Faith in myself

Ability to Trust Intimately

Sense of Worth

Beauty

Youth

Health Physique

Sense of Personal Power

Belief that I was special

Belief in my Sexuality

Faith in following my heart

Sobriety

Peace of Mind.

Belief in Soul Mates.

The magical feeling that my life had come full circle.

Belief in sexual partnership/sexual union between two people as being meaningful

Sense of self

Feelings of magic and wonder in the world

Sense of having my feet solidly on the ground.

Faith  in myself to make the right decisions.

Namaste,

Ixchel

Pathological Relationships in the Media: Harry’s Law ‘After the Lovin’


I was quite appalled on Sunday night after watching the episode, ‘After the Lovin’ on NBC’sHarry’s Law‘. One of the episode’s story lines featured a narcissistic man, Tommy,  who was in a relationship with several women at once and lying to all of them.  When the story line began, one of his girlfriends was suing him.

Tommy, the narcissist, got caught because he had bought several pairs of the same style shoes for his five girlfriends for Valentines‘ Day gifts.
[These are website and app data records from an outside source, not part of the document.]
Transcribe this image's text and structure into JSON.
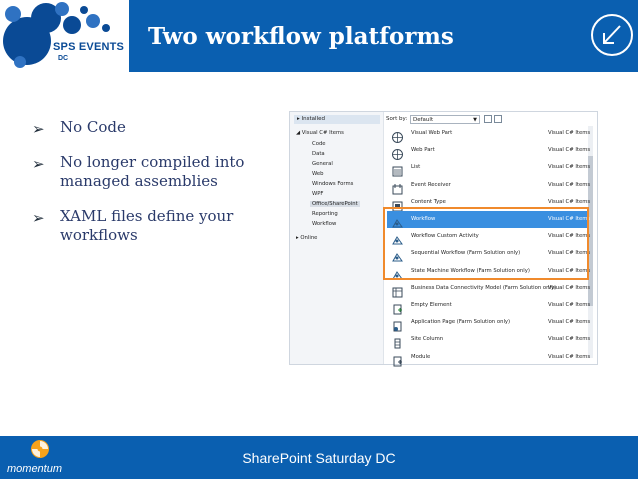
{
  "header": {
    "title": "Two workflow platforms",
    "logo": {
      "name": "SPS EVENTS",
      "sub": "DC"
    },
    "corner_icon": "arrow-down-left-circle-icon"
  },
  "bullets": [
    {
      "text": "No Code"
    },
    {
      "text": "No longer compiled into managed assemblies"
    },
    {
      "text": "XAML files define your workflows"
    }
  ],
  "vs_dialog": {
    "installed_label": "Installed",
    "tree": {
      "root": "Visual C# Items",
      "children": [
        "Code",
        "Data",
        "General",
        "Web",
        "Windows Forms",
        "WPF",
        "Office/SharePoint",
        "Reporting",
        "Workflow"
      ],
      "selected": "Office/SharePoint",
      "online": "Online"
    },
    "sort_label": "Sort by:",
    "sort_value": "Default",
    "templates": [
      {
        "name": "Visual Web Part",
        "type": "Visual C# Items",
        "icon": "globe-webpart-icon"
      },
      {
        "name": "Web Part",
        "type": "Visual C# Items",
        "icon": "globe-icon"
      },
      {
        "name": "List",
        "type": "Visual C# Items",
        "icon": "list-icon"
      },
      {
        "name": "Event Receiver",
        "type": "Visual C# Items",
        "icon": "event-receiver-icon"
      },
      {
        "name": "Content Type",
        "type": "Visual C# Items",
        "icon": "content-type-icon"
      },
      {
        "name": "Workflow",
        "type": "Visual C# Items",
        "icon": "workflow-icon"
      },
      {
        "name": "Workflow Custom Activity",
        "type": "Visual C# Items",
        "icon": "workflow-activity-icon"
      },
      {
        "name": "Sequential Workflow (Farm Solution only)",
        "type": "Visual C# Items",
        "icon": "sequential-workflow-icon"
      },
      {
        "name": "State Machine Workflow (Farm Solution only)",
        "type": "Visual C# Items",
        "icon": "state-machine-workflow-icon"
      },
      {
        "name": "Business Data Connectivity Model (Farm Solution only)",
        "type": "Visual C# Items",
        "icon": "bdc-model-icon"
      },
      {
        "name": "Empty Element",
        "type": "Visual C# Items",
        "icon": "empty-element-icon"
      },
      {
        "name": "Application Page (Farm Solution only)",
        "type": "Visual C# Items",
        "icon": "application-page-icon"
      },
      {
        "name": "Site Column",
        "type": "Visual C# Items",
        "icon": "site-column-icon"
      },
      {
        "name": "Module",
        "type": "Visual C# Items",
        "icon": "module-icon"
      }
    ],
    "selected_template": "Workflow",
    "highlight_color": "#f08a2c",
    "selection_color": "#3a8fe0"
  },
  "footer": {
    "text": "SharePoint Saturday DC",
    "brand": "momentum"
  },
  "colors": {
    "header_bg": "#0a5fb0",
    "title_text": "#ffffff",
    "bullet_text": "#2a3a6a"
  }
}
As it turned out, two of the women ran into each other and figured out what was going on. In addition, under questioning by counsel, Tommy admitted to telling each of girlfriends at the onset of each relationship that he was impotent and subsequently could only  offer companionship and cuddling.

The plot thickened. Next, Tommy told each girlfriend that her own unique love  had revived his dormant penis, which resulted in each of the relationships becoming sexual.

While telling this story to counsel, Tommy appeared like a slimy jackass. The woman who had brought suit asked him how many other women he had told the same story to and was visually hurt when he told her that he’d been sleeping with four other women at the same time. She then explained how special Tommy had  made her feel, by spinning his lies about her love curing his impotence. I was really hopeful at this point in the narrative that we were going to see a narcissist shamed on national television for lying to and cheating on women.

However, to my utter dismay, the narcissist then turned the tables. Tommy convinced the woman and the lawyers that the only reason he had lied and cheated was because of his own low self esteem. Tommy justified his behavior by painting himself as the poor guy whom all women broke up with. “You would have left me too, ” Tommy told the woman. And then the whole scene changed, with everyone looking sad and sympathetic for the sexual predator. And that’s how it ended! No settlement to the victim, no shaming for the perpetrator!

Shame on you, NBC. With all the public awareness growing about pathological relationships, your writers should have done the right thing and not let this slimebag wriggle off the hook.

I visited the ‘Harry’s Law’ webpage to see what, if anything, was written about the episode. I found a quiz about the episode called “You Be the Judge” and took it.

The quiz consisted of one question about each of the story lines. The one about Tommy’s treatment of the women was, “Tommy deserved to be sued by his scorned lover” (http://www.nbc.com/harrys-law/games/you-be-the-judge-211/a8e125c2417d65ba72dc01f5bfd5a0ef)

How infuriating. Tommy didn’t scorn his lover. Tommy systemically lied to and cheated on five women at once, and then was made to look like he was the victim.  What if Tommy was HIV positive or had syphilis and infected all of his lovers? There is nothing funny or socially acceptable about lying to and deceiving multiple sex partners.

Television set for Wikipedia userbox icons, or...

Image via Wikipedia

Maybe we should boycott NBC until their writers revisit this story hold Tommy accountable for his actions.

Namaste,

Ixchel